Girls Basketball: Convent pulls away from Bay in Urban Shootout opener

Convent senior guard Bianka Quintanilla-Whye drives into the lane against Bay on Thursday at Kezar Pavilion. (Photo by Devin Chen)

Convent senior guard Bianka Quintanilla-Whye drives into the lane against Bay on Thursday at Kezar Pavilion. (Photo by Devin Chen)

By Jeremy Balan

For Bay head girls basketball coach Larry Minnich, Thursday afternoon presented a reunion of sorts.

Minnich and the Breakers took on Convent — a team he led to a Division V state championship in 2003 — in the first round of the Urban Holiday Shootout at Kezar Pavilion.

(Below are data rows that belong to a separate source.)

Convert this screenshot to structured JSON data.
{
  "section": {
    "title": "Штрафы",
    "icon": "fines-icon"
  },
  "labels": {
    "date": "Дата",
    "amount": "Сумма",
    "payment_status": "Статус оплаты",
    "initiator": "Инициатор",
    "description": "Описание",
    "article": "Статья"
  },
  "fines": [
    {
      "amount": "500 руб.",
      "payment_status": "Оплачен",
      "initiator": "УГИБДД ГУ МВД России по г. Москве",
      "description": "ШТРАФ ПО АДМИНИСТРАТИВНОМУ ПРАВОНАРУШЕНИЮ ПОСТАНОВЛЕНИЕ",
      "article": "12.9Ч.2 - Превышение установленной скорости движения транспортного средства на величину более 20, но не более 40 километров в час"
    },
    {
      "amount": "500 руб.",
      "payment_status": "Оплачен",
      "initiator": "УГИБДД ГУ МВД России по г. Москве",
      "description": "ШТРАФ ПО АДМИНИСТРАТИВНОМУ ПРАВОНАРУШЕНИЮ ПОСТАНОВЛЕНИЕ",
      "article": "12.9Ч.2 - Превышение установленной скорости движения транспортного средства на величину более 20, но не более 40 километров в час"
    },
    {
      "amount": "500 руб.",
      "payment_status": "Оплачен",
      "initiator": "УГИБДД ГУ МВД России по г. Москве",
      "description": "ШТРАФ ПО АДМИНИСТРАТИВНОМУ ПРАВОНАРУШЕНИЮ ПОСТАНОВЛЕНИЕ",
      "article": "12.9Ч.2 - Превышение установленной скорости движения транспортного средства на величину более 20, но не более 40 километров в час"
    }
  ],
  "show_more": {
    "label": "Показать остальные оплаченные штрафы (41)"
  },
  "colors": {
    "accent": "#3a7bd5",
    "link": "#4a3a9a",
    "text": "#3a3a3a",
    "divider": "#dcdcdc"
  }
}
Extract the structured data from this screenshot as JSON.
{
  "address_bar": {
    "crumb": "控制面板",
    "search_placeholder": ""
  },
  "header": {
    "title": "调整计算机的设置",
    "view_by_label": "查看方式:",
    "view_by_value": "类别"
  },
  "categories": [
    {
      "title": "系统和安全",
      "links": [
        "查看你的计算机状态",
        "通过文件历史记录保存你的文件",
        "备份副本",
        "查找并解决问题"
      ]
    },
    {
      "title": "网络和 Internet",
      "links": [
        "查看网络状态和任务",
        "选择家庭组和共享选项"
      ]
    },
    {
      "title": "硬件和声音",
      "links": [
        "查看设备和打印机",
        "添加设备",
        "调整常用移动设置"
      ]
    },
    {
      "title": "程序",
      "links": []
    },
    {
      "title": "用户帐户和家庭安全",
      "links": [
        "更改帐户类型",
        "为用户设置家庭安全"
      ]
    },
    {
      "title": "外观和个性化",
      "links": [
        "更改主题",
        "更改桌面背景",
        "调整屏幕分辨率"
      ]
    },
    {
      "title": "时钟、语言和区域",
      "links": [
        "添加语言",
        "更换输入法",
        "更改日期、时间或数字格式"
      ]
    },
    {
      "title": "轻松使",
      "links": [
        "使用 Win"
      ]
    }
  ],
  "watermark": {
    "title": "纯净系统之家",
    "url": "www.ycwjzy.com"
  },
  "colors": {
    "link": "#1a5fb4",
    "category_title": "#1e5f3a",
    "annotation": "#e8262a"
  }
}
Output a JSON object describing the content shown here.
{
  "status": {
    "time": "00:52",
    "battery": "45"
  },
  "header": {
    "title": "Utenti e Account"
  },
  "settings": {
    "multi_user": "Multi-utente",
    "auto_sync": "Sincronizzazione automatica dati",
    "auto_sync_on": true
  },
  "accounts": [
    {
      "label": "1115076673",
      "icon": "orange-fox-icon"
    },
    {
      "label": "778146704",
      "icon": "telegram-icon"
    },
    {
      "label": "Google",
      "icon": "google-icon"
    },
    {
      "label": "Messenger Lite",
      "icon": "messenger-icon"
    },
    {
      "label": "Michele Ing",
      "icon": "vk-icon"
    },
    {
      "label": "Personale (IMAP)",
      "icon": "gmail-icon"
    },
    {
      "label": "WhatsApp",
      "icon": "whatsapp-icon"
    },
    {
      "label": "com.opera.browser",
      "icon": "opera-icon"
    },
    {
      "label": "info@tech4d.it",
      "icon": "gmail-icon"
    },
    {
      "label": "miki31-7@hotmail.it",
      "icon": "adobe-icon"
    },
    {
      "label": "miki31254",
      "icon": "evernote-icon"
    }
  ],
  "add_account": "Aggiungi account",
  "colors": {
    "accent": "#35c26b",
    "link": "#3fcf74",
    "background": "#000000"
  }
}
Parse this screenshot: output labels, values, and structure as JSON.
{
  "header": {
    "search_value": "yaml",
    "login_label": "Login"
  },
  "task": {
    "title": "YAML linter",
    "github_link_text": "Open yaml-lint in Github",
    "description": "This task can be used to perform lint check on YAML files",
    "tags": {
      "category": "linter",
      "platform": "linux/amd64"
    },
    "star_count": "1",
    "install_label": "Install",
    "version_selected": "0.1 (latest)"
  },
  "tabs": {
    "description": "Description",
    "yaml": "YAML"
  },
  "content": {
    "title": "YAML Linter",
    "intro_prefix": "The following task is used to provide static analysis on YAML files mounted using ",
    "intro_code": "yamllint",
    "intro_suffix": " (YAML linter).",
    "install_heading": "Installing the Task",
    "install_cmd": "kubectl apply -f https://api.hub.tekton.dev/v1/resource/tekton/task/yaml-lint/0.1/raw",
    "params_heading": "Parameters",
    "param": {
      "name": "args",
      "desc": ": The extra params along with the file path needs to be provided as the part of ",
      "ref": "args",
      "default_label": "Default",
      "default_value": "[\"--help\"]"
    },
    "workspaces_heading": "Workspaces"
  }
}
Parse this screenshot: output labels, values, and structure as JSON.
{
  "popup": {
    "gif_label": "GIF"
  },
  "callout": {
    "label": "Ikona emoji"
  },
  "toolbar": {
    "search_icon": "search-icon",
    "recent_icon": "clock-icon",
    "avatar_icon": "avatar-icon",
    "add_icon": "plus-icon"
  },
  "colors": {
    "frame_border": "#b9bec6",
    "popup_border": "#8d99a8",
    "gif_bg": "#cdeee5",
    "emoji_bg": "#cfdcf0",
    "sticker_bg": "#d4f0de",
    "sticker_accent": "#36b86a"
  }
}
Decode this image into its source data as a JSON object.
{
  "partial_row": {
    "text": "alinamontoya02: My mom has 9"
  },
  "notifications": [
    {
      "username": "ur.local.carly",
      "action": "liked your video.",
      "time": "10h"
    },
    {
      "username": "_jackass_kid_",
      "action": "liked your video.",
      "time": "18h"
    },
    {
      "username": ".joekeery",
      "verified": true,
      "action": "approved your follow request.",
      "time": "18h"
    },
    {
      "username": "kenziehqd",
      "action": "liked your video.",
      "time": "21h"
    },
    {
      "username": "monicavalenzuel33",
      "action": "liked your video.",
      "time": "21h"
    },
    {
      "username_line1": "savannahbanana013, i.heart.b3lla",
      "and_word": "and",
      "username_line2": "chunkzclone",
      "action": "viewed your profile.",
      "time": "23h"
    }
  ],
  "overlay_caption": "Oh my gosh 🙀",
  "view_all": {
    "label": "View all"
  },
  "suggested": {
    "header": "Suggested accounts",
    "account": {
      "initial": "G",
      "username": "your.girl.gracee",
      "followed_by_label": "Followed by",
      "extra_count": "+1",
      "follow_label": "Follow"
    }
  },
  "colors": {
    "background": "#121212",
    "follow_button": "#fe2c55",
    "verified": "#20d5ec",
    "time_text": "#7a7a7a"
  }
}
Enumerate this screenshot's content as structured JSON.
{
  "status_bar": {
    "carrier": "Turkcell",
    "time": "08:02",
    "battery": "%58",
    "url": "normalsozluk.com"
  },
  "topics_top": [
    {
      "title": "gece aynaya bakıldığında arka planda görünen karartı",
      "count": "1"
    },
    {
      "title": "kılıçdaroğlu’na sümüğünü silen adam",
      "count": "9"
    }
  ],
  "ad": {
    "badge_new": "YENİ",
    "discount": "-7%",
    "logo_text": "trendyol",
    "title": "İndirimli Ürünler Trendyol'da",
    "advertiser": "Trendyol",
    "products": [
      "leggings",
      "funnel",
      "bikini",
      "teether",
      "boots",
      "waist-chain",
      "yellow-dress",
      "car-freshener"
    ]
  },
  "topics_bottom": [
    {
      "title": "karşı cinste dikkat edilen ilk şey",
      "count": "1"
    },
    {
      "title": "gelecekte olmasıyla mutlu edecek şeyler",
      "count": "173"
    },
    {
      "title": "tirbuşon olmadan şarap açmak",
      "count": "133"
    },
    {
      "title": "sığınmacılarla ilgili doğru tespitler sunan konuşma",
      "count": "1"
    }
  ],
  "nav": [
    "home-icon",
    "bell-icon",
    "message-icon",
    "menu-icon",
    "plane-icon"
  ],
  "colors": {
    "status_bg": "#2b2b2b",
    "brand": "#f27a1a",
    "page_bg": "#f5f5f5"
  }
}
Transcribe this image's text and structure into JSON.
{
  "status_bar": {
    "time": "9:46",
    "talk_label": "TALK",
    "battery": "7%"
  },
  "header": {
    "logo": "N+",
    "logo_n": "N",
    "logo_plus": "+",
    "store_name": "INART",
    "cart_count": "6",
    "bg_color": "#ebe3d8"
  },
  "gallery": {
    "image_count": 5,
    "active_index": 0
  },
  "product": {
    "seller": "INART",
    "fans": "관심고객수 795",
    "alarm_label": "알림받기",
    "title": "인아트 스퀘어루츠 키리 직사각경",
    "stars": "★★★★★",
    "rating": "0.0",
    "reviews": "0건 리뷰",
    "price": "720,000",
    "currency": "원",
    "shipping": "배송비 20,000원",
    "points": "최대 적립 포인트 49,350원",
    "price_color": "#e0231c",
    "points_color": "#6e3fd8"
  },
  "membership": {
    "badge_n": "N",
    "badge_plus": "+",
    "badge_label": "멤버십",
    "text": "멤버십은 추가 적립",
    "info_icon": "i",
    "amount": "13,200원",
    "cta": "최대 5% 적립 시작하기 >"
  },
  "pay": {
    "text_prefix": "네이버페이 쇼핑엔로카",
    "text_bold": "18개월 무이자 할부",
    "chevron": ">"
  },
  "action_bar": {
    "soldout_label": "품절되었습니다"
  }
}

Now a player from that team, Jennifer Hum-Traverso, is coaching Convent and the first-year head coach made the reunion an unpleasant one for Minnich with a 66-43 victory over the Breakers.

“I have a lot of former players that are coaches now, so I’m used to that,” Minnich said. “It’s a lot of fun and I’d like to see them do well. I just wish they didn’t pick on me so much.”

Bay senior Kayley You Mak goes up for a contested layup against Convent on Thursday at Kezar Pavilion. (Photo by Devin Chen)

Bay senior Kayley You Mak goes up for a contested layup against Convent on Thursday at Kezar Pavilion. (Photo by Devin Chen)

All five Convent starters scored in double figures, led by junior guard Jamie Hum-Nishikado and senior guard Bianka Quintanilla-Whye, who finished with a game-high 15 points apiece, but the Cubs’ start was far from ideal.

Bay (2-4) jumped out to an 8-0 lead, but the Cubs immediately responded with a 9-0 run to take the lead back. The teams exchanged the lead once more in the first quarter, but after the Cubs (6-1) took a 15-12 lead into the second frame, they pulled away steadily.

The difference was the Cubs’ defense, which forced 27 Bay turnovers, including 12 on Convent steals. Hum-Nishikado and Quintanilla-Whye had five and four steals, respectively, allowing the Cubs to run the floor in transition and make easy baskets. Quintanilla-Whye also had a team-high eight rebounds.

“A lot of our momentum and intensity starts on defense,” Hum-Traverso said. “To have a slow start like that meant we weren’t playing good defense.”

The Breakers actually had some success scoring in the paint and on drives through the Convent defense, but could not overcome the constant turnovers and shot just 2-of-16 from three-point range.

As the turnovers mounted, Convent extended its lead to 37-25 at the half and 53-34 after the third quarter. Sophomore guard Michelle Chui was the Breakers’ most consistent offensive threat and scored a team-high 13 points on 5-of-10 shooting from the floor. Chui also had a game-high 10 rebounds to complete her double-double.

“That’s the personality of the team right now. They don’t realize what they’re capable of,” Minnich said. “When they ran the offense right and played tough defense, they were successful. When they act like they don’t want the ball and play soft, you see what happens.”

The Cubs also got solid contributions from Isabella Borges, Gina Domergue and Lizzie Whittles, who all scored 10 points apiece.

Scoring Leaders

Convent
Jamie Hum-Nishikado – 15
Bianka Quintanilla-Whye – 15
Isabella Borges – 10
Gina Domergue – 10
Lizzie Whittles – 10

Bay
Michelle Chui – 13
Summer Johnson – 12
Megan Lui – 8
Kayley You Mak – 5
Kendal You Mak – 3

Be Sociable, Share!

2 Comments

  1. Sportsfan says:

    ” Minnich said. “When they ran the offense right and played tough defense, they were successful. When they act like they don’t want the ball and play soft, you see what happens.”

    Isn’t it the coach’s duty to direct the players in their approach during the game? Sounds like the coach is throwing the players under the bus.

    • Former Bay Player says:

      Coach Minnich is a great coach. He would never throw his players under the bus. What he is describing in that quote is the fact that when his players believe and buy into the offense he has set for them, the team succeeds. However, when they fail to believe in themselves, even though he most certainly does, the offense he had taught them falls apart. He is directing his players, and as a former member of his team I can testify to the fact that he is a far more encouraging and dutiful coach than most.

      It is his duty to teach his players, but he can’t force them to buy into his idea of the game. We won two back-to-back championships with his support, so before you say he is being disloyal to his team, you should consider the fact that he knows how to win and always puts his players first.

Leave a Comment

Comments that advocate violence, racism, or libel, as well as comments featuring profanity will not be permitted. Repeat offenders will have their commenting privileges suspended. All comments must abide by our Commenting Code of Conduct.